1 Derivation of Expected Covariances

(47) | |||

(48) |

Or, in matrices:

which in turn we can write more economically as

Following the rules for matrix algebra set out in Chapters 4 and , we can rearrange this equation, as before:

(49) | |||

(50) | |||

(51) |

and then, multiplying both sides of this equation by the inverse of (

In this case, the matrix (

which has determinant , so is

The symbol is used to represent the Kronecker product, which in this case simply means that each element in the matrix is to be multiplied by the constant . We have a vector of phenotypes on the left hand side of equation 8.8. In the chapter on matrix algebra (p. ) we showed how the covariance matrix could be computed from the raw data matrix by expressing the observed data as deviations from the mean to form matrix , and computing the matrix product . The same principle is applied here to the vector of phenotypes, which has an expected mean of

Now in the middle of this equation we have the matrix product . This is the covariance matrix of the

We now have all the pieces required to compute the covariance matrix, recalling that for this case,

The reader may wish to show as an exercise that by substituting the right hand sides of equations 8.11 to 8.13 into equation 8.10, and carrying out the multiplication, we obtain:

We can use this result to derive the effects of sibling interaction on the variance and covariance due to a variety of sources of individual differences.
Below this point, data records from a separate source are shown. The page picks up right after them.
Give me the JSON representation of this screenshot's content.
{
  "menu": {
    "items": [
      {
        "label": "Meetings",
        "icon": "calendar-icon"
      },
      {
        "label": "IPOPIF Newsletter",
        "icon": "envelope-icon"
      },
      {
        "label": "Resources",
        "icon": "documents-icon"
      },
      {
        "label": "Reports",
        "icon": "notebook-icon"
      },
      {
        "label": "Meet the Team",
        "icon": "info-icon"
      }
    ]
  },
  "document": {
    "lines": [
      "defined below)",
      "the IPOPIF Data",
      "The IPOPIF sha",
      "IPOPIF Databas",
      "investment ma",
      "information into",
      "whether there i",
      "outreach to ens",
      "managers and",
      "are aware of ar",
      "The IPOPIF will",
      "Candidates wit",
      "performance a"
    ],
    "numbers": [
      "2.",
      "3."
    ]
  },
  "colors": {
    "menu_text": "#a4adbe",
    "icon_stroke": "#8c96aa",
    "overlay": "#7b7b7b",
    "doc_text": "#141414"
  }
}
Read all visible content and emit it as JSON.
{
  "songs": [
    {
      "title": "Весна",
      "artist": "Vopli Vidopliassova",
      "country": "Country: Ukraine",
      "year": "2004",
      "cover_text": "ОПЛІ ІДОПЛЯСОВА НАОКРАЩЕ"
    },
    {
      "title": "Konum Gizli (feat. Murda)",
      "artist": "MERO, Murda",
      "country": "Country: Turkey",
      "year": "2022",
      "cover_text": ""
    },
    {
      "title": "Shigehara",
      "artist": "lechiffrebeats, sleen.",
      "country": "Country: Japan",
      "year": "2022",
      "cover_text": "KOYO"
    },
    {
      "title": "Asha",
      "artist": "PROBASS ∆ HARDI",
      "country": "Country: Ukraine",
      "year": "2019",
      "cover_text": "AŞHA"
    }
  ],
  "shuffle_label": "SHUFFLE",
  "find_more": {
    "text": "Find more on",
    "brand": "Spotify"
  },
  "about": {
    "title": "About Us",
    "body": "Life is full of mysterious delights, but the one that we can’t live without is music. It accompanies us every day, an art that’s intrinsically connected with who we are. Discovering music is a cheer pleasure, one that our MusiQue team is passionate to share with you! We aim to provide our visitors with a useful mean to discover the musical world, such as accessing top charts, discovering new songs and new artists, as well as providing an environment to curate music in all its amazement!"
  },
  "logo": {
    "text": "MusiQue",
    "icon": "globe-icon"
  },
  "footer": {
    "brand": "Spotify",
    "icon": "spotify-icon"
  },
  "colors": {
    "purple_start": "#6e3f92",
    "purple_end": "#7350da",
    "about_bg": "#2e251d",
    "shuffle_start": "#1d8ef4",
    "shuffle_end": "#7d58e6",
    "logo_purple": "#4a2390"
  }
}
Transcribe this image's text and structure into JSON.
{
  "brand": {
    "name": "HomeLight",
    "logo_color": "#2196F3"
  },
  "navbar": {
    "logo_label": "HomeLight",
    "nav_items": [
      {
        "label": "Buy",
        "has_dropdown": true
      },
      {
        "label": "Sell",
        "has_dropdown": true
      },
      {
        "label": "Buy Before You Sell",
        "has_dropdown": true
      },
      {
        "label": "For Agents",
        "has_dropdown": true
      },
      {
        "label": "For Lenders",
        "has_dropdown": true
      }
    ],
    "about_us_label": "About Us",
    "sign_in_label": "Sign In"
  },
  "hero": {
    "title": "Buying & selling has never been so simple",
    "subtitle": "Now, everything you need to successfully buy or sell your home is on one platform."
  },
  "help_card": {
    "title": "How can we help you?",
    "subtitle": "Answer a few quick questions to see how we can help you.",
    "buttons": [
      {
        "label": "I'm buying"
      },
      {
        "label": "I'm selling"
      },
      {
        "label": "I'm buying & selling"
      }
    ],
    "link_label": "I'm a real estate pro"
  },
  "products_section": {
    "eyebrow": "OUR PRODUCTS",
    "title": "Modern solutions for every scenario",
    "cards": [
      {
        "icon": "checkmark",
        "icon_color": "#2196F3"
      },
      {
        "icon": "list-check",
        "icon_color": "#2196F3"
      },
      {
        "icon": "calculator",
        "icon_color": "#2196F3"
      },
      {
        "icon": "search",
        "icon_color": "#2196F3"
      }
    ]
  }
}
For example, when considering:

- additive genetic influences, and , where is 1.0 for MZ twins and 0.5 for DZ twins;
- shared environment influences, and ;
- non-shared environmental influences, and ;
- genetic dominance, and , where for MZ twins and for DZ twins.

Source | Variance | Covariance |

Additive genetic | ||

Dominance genetic | ||

Shared environment | ||

Non-shared environment | ||

represents the scalar obtained from equation 8.14. |